Retail brands must think beyond this month’s sales targets and be mindful of the impact of this kind of short-termism on their reputation. What sort of company do they want to be known as? The universal, no brainer answer should be one that their customers like, respect and enjoy engaging with. This requires brands to treat their customers with respect – taking a considerate, ethical and responsible approach to how they engage with them.
So why do so many brands lose sight of this in pursuit of the quick wins? Of course, sticking to a set of responsible marketing principles is often easier said than done, particularly when you’re facing the pressure of tough sales targets. But for retailers or marketers who aren’t convinced, I implore them to think about the time consumers spend online interacting with their brand. If each of those marketing messages consists of words, phrases and semantics that make people feel guilty, anxious or just plain unhappy, the customer will be quickly turned off.

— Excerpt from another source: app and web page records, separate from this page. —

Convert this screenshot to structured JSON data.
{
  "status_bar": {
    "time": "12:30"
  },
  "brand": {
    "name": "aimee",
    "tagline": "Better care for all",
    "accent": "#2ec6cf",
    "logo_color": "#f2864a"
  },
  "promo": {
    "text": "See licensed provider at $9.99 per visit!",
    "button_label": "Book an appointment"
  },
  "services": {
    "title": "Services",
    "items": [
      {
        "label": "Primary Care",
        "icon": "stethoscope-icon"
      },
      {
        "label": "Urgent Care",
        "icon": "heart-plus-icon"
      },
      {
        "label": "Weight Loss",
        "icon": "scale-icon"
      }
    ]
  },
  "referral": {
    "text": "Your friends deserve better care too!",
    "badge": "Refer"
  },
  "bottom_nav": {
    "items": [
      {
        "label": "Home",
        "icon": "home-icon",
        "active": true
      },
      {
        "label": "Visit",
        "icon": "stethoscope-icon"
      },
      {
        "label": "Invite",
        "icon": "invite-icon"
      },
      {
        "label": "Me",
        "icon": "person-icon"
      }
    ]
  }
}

Indeed, brands that use repetitive language and tactics in their marketing will inevitably see a decrease in engagement over time. Consumer interest naturally diminishes over time and using the same high-pressure, negative language only speeds up this decay. What might do the trick for a new customer this Easter may well leave them cold come Christmas.
Out with the negative, in with the positive
It’s vital retail brands keep it fresh by using a wide variety of positive and engaging language. Surprise customers with quirky and unexpected subject lines that will tempt them into opening your email over the ten other interchangeable ones they’ve received, shouting about great discounts, from other retailers. And not only will they open your emails, but they’ll feel good when they do – everyone’s a winner when you put positive tactics into play.
I’m sure this will seem counter-intuitive to many retailers who are used to ‘50% off!’ signs in the window driving customers through the door. But our experience shows how important it is to lose such preconceived ideas when it comes to email subject copy and to test a diverse mix of language to figure out what gets your customers clicking.
Machines to the rescue
Unfortunately, this is easier said than done. As humans, we have a tendency to quickly fall back into certain patterns and ways of thinking. So what can we do to save us from ourselves?
Enter smart tech. Not only can AI come up with ten diverse and interesting subject lines at the touch of a button, but such technologies can also significantly increase the chances of the customer opening the email. What’s more, AI tech learns over time – meaning that it gets smarter about what customers like and will therefore open. So instead of experiencing natural decay, retailers using this tech actually build engagement over time.
Retailers should take this Easter as an opportunity to boost their brand in the eyes of their consumers – and that means positive, fresh and engaging communication.
Parry Malm, CEO and co-founder, Phrasee